Utilizing pre-designed rent roll templates is a quick and straightforward starting point. These templates are readily available and can be customized to suit your specific needs. They offer structure and organization while still allowing flexibility. Templates are ideal for those who want a balance between simplicity and customization without the initial complexity of creating a system from scratch.
Hiring a Property Manager
Delegating the creation and maintenance of your rent roll to a professional property manager is a hands-off approach that can save you time and ensure accuracy. Property managers have the expertise to manage tenant information, leases, and financial records efficiently. However, it comes at a cost, as property management services typically charge fees based on a percentage of the rental income. This option is particularly beneficial for property owners who prefer to focus on other aspects of property ownership or have extensive real estate portfolios.

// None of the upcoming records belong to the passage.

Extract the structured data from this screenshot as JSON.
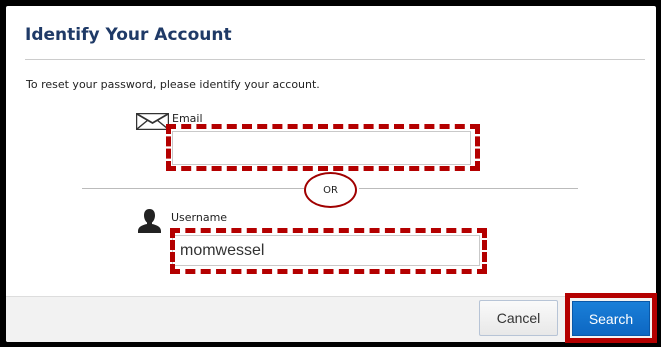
{
  "dialog": {
    "title": "Identify Your Account",
    "instructions": "To reset your password, please identify your account."
  },
  "email": {
    "label": "Email",
    "value": "",
    "icon": "envelope-icon"
  },
  "separator": {
    "text": "OR"
  },
  "username": {
    "label": "Username",
    "value": "momwessel",
    "icon": "user-icon"
  },
  "buttons": {
    "cancel_label": "Cancel",
    "search_label": "Search"
  },
  "colors": {
    "title": "#1f3a67",
    "highlight": "#b40000",
    "search_button": "#1372cf",
    "footer_bg": "#f2f2f2"
  }
}
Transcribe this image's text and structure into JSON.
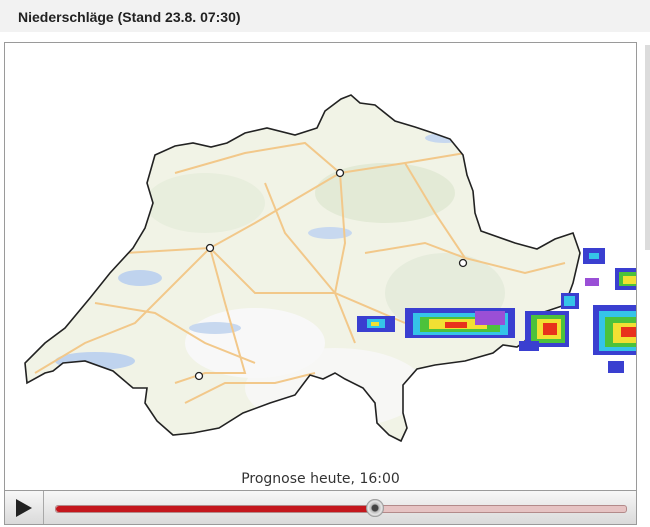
{
  "header": {
    "title": "Niederschläge (Stand 23.8. 07:30)"
  },
  "map": {
    "caption": "Prognose heute, 16:00"
  },
  "player": {
    "play_icon": "play-icon",
    "progress_fraction": 0.56,
    "colors": {
      "fill": "#c4161c",
      "track": "#e6c3c3"
    }
  }
}
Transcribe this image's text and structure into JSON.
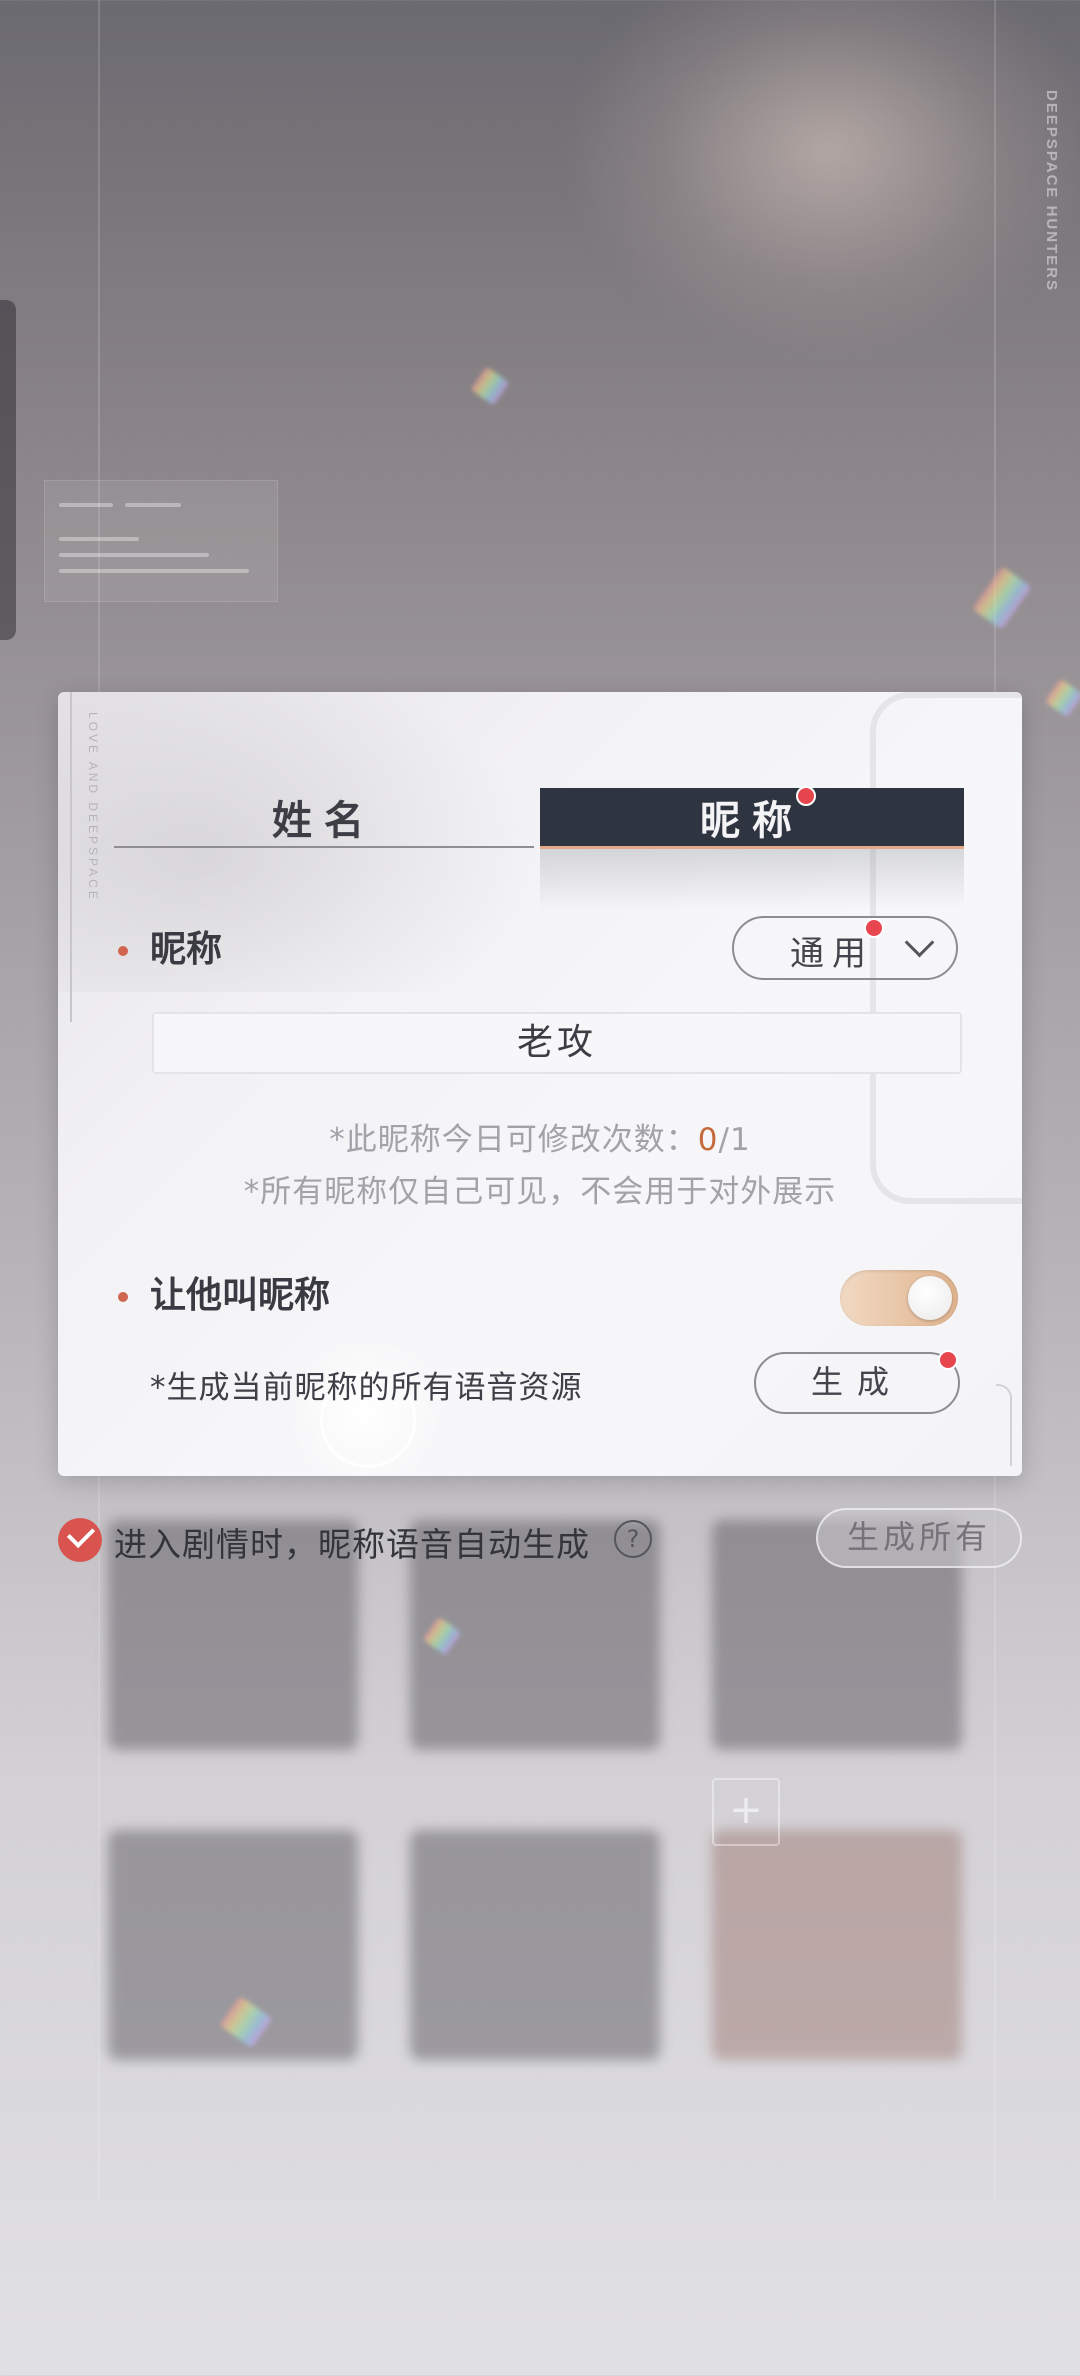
{
  "background": {
    "brand_vertical": "DEEPSPACE HUNTERS",
    "add_icon": "plus-icon"
  },
  "dialog": {
    "brand_vertical": "LOVE AND DEEPSPACE",
    "tabs": [
      {
        "label": "姓名",
        "active": false
      },
      {
        "label": "昵称",
        "active": true,
        "badge": "red-dot"
      }
    ],
    "nickname_section": {
      "label": "昵称",
      "dropdown_value": "通用",
      "dropdown_icon": "chevron-down-icon",
      "input_value": "老攻",
      "hint_prefix": "*此昵称今日可修改次数：",
      "hint_used": "0",
      "hint_total": "/1",
      "hint_private": "*所有昵称仅自己可见，不会用于对外展示"
    },
    "call_section": {
      "label": "让他叫昵称",
      "toggle_on": true,
      "generate_hint": "*生成当前昵称的所有语音资源",
      "generate_label": "生成"
    }
  },
  "footer": {
    "auto_generate_checked": true,
    "auto_generate_label": "进入剧情时，昵称语音自动生成",
    "help_icon": "?",
    "generate_all_label": "生成所有"
  },
  "colors": {
    "accent_dark": "#2e3440",
    "accent_peach": "#e3a989",
    "badge_red": "#e8464f",
    "highlight_orange": "#c56a3c"
  }
}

Ultimately, the method you choose for creating and maintaining your rent roll should align with your specific needs, property size, and personal preferences. Smaller-scale operations might find spreadsheets or templates sufficient, while more extensive and complex portfolios could benefit from property management software’s automation and comprehensive features. Hiring a property manager is attractive for those seeking a hands-off approach and professional expertise. Regardless of your choice, a well-organized rent roll is indispensable for effective property management and financial oversight.
Ensuring a Comprehensive Rent Roll
To ensure that your rent roll remains a trustworthy and indispensable tool for property management and financial oversight, it is imperative to follow these comprehensive steps:
- Maintain Accurate and Up-to-date Information: The foundation of a reliable rent roll is the accuracy and currency of the data it contains. Regularly update critical details such as rent amounts, lease terms, tenant information, and additional charges. Consistently maintaining current information ensures that you accurately represent your property’s financial health and tenant relationships.
- Use Consistent Formatting: Clarity and ease of analysis are paramount when working with a rent roll. Employing a consistent formatting style throughout the document is essential. This uniformity enhances readability, simplifies data interpretation, and facilitates quick identification of crucial information. Consistency ensures that anyone reviewing the rent roll can readily understand and extract meaningful insights.
- Backup and Store Securely: Safeguarding the integrity and accessibility of your rent roll data is critical. Regularly back up your rent roll to prevent data loss due to unexpected events such as hardware failures or corruption. Additionally, store the rent roll securely, in physical or digital form, with access restricted to authorized personnel only. Implementing robust data security measures protects sensitive financial information and maintains compliance with data privacy regulations.
- Review and Update Regularly: Periodic reviews of your rent roll are essential to identify discrepancies, inconsistencies, or outdated information. Regularly scheduled audits allow you to promptly rectify errors and ensure that the document faithfully reflects your property’s financial status. Moreover, staying vigilant with updates guarantees that any changes in lease terms, tenant details, or rental rates are accurately recorded and accounted for.
In summary, a comprehensive rent roll is not static; it is a dynamic and evolving document that demands ongoing attention and care. By adhering to these steps, you can preserve the accuracy and reliability of your rent roll, enabling it to serve as an invaluable asset in managing your income-producing property effectively and making informed financial decisions.
A comprehensive and well-maintained rent roll is a powerful tool for any real estate investor. It provides the essential insights to make informed decisions, optimize cash flow, and achieve financial goals. By utilizing the available resources and implementing the strategies outlined in this guide, you can create and maintain a rent roll that empowers your success in the real estate market.